_TASK STATEMENT_: Which of the lines in the data below contain the string "reading"? Copy each of them.

_DATA SHOWN_:
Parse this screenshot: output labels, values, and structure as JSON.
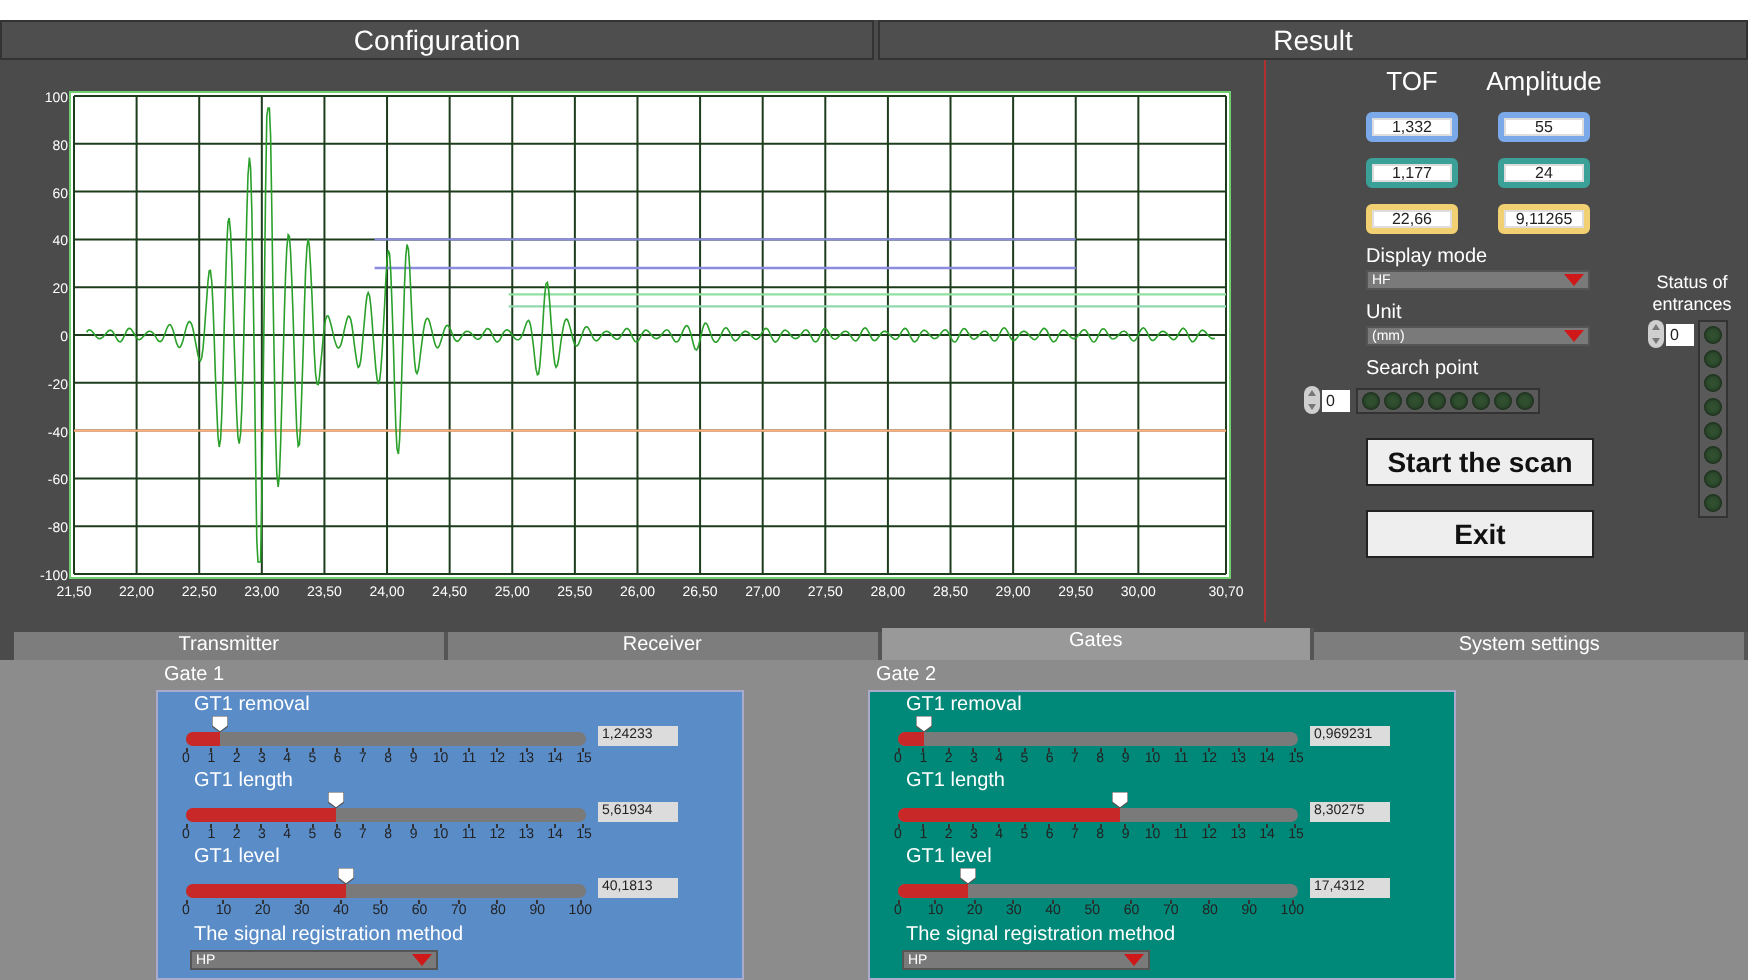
{
  "header": {
    "left": "Configuration",
    "right": "Result"
  },
  "chart": {
    "chart_data": {
      "type": "line",
      "grid": true,
      "x": [
        21.5,
        23.9,
        24.97,
        29.5,
        30.7
      ],
      "xlim": [
        21.5,
        30.7
      ],
      "ylim": [
        -100,
        100
      ],
      "xticks": [
        {
          "value": 21.5,
          "label": "21,50"
        },
        {
          "value": 22,
          "label": "22,00"
        },
        {
          "value": 22.5,
          "label": "22,50"
        },
        {
          "value": 23,
          "label": "23,00"
        },
        {
          "value": 23.5,
          "label": "23,50"
        },
        {
          "value": 24,
          "label": "24,00"
        },
        {
          "value": 24.5,
          "label": "24,50"
        },
        {
          "value": 25,
          "label": "25,00"
        },
        {
          "value": 25.5,
          "label": "25,50"
        },
        {
          "value": 26,
          "label": "26,00"
        },
        {
          "value": 26.5,
          "label": "26,50"
        },
        {
          "value": 27,
          "label": "27,00"
        },
        {
          "value": 27.5,
          "label": "27,50"
        },
        {
          "value": 28,
          "label": "28,00"
        },
        {
          "value": 28.5,
          "label": "28,50"
        },
        {
          "value": 29,
          "label": "29,00"
        },
        {
          "value": 29.5,
          "label": "29,50"
        },
        {
          "value": 30,
          "label": "30,00"
        },
        {
          "value": 30.7,
          "label": "30,70"
        }
      ],
      "yticks": [
        100,
        80,
        60,
        40,
        20,
        0,
        -20,
        -40,
        -60,
        -80,
        -100
      ],
      "series": [
        {
          "color": "#8c8ce0",
          "values": [
            null,
            40,
            40,
            40,
            null
          ]
        },
        {
          "color": "#8c8ce0",
          "values": [
            null,
            28,
            28,
            28,
            null
          ]
        },
        {
          "color": "#90e0a0",
          "values": [
            null,
            null,
            17,
            17,
            17
          ]
        },
        {
          "color": "#90d8b0",
          "values": [
            null,
            null,
            12,
            12,
            12
          ]
        },
        {
          "color": "#ffb080",
          "values": [
            -40,
            -40,
            -40,
            -40,
            -40
          ]
        }
      ]
    }
  },
  "readouts": {
    "columns": [
      "TOF",
      "Amplitude"
    ],
    "rows": [
      {
        "color": "#7aa8e8",
        "tof": "1,332",
        "amplitude": "55"
      },
      {
        "color": "#3aa098",
        "tof": "1,177",
        "amplitude": "24"
      },
      {
        "color": "#f0d070",
        "tof": "22,66",
        "amplitude": "9,11265"
      }
    ]
  },
  "display_mode": {
    "label": "Display mode",
    "value": "HF"
  },
  "unit": {
    "label": "Unit",
    "value": "(mm)"
  },
  "search_point": {
    "label": "Search point",
    "index": "0",
    "leds": [
      {
        "on": false
      },
      {
        "on": false
      },
      {
        "on": false
      },
      {
        "on": false
      },
      {
        "on": false
      },
      {
        "on": false
      },
      {
        "on": false
      },
      {
        "on": false
      }
    ]
  },
  "buttons": [
    "Start the scan",
    "Exit"
  ],
  "status": {
    "label": "Status of entrances",
    "index": "0",
    "leds": [
      {
        "on": false
      },
      {
        "on": false
      },
      {
        "on": false
      },
      {
        "on": false
      },
      {
        "on": false
      },
      {
        "on": false
      },
      {
        "on": false
      },
      {
        "on": false
      }
    ]
  },
  "tabs": [
    {
      "label": "Transmitter",
      "selected": false
    },
    {
      "label": "Receiver",
      "selected": false
    },
    {
      "label": "Gates",
      "selected": true
    },
    {
      "label": "System settings",
      "selected": false
    }
  ],
  "gates": [
    {
      "title": "Gate 1",
      "color": "#5a8cc8",
      "sliders": [
        {
          "label": "GT1 removal",
          "level": 0.0828,
          "reading": "1,24233",
          "scale": [
            "0",
            "1",
            "2",
            "3",
            "4",
            "5",
            "6",
            "7",
            "8",
            "9",
            "10",
            "11",
            "12",
            "13",
            "14",
            "15"
          ]
        },
        {
          "label": "GT1 length",
          "level": 0.3746,
          "reading": "5,61934",
          "scale": [
            "0",
            "1",
            "2",
            "3",
            "4",
            "5",
            "6",
            "7",
            "8",
            "9",
            "10",
            "11",
            "12",
            "13",
            "14",
            "15"
          ]
        },
        {
          "label": "GT1 level",
          "level": 0.4018,
          "reading": "40,1813",
          "scale": [
            "0",
            "10",
            "20",
            "30",
            "40",
            "50",
            "60",
            "70",
            "80",
            "90",
            "100"
          ]
        }
      ],
      "method": {
        "label": "The signal registration method",
        "value": "HP"
      }
    },
    {
      "title": "Gate 2",
      "color": "#008878",
      "sliders": [
        {
          "label": "GT1 removal",
          "level": 0.0646,
          "reading": "0,969231",
          "scale": [
            "0",
            "1",
            "2",
            "3",
            "4",
            "5",
            "6",
            "7",
            "8",
            "9",
            "10",
            "11",
            "12",
            "13",
            "14",
            "15"
          ]
        },
        {
          "label": "GT1 length",
          "level": 0.5535,
          "reading": "8,30275",
          "scale": [
            "0",
            "1",
            "2",
            "3",
            "4",
            "5",
            "6",
            "7",
            "8",
            "9",
            "10",
            "11",
            "12",
            "13",
            "14",
            "15"
          ]
        },
        {
          "label": "GT1 level",
          "level": 0.1743,
          "reading": "17,4312",
          "scale": [
            "0",
            "10",
            "20",
            "30",
            "40",
            "50",
            "60",
            "70",
            "80",
            "90",
            "100"
          ]
        }
      ],
      "method": {
        "label": "The signal registration method",
        "value": "HP"
      }
    }
  ]
}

_REPLY_:
          "reading": "1,24233",
          "reading": "5,61934",
          "reading": "40,1813",
          "reading": "0,969231",
          "reading": "8,30275",
          "reading": "17,4312",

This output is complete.